Methods: We retrospectively analysed all data of patients, who have undergone DBS-surgery for Parkinson's disease in our department in 2008 and 2009. We recorded the number of microelectrodes, the trajectory of the permanent electrode, the reasons for avoiding the central trajectory, the coordinates of the active contacts of the permanent electrode and the clinical outcome.

Results: In the 2-year-period, we performed bilateral stimulation of the STN in 80 patients with Parkinson's disease (160 procedures). We were able to use all 5 microelectrodes in 39,4%, and 3 or more in over 98,1%. For the permanent electrode, the central trajectory was chosen in 44,4%, which means that we implanted 55,6% over peripheral trajectories. The main reason was a better effect with sometimes just slight differences. The second reason was the border for side effects, which forced us to avoid the central trajectory. Due to the microrecording we were able to identify the borders of the STN in all cases and thereby the longest and best-responding trajectory, which could then be used for a shortened stimulation period. This helped the procedure, but the decision was always made on the basis of the intraoperative stimulation. The clinical results lie within the range of published data.
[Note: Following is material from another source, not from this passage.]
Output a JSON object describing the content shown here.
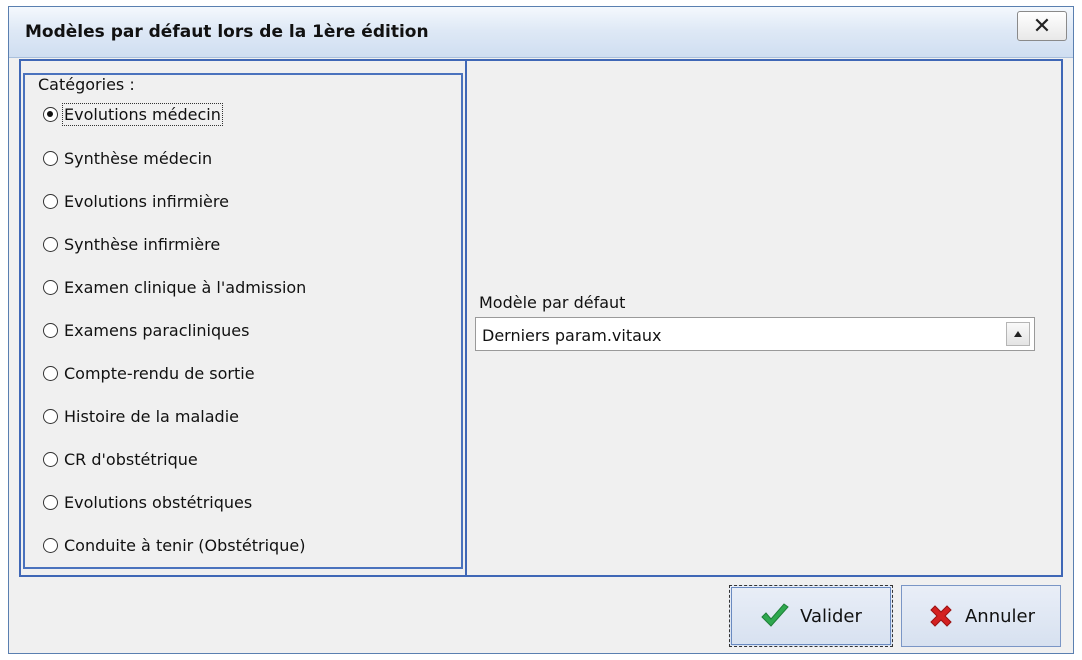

Conclusions: In our patient group we would have not reached the optimal target with a single trajectory guided by MRI in 55,6%. The microrecording is an additional tool for targeting, but the decision for the placement was made based on the test stimulation. Test stimulation is shortened since it is usually only performed in the trajectory with the best recording results. In our opinion, the simultaneous use of multiple trajectories is a reasonable tool for the optimal outcome of the patient.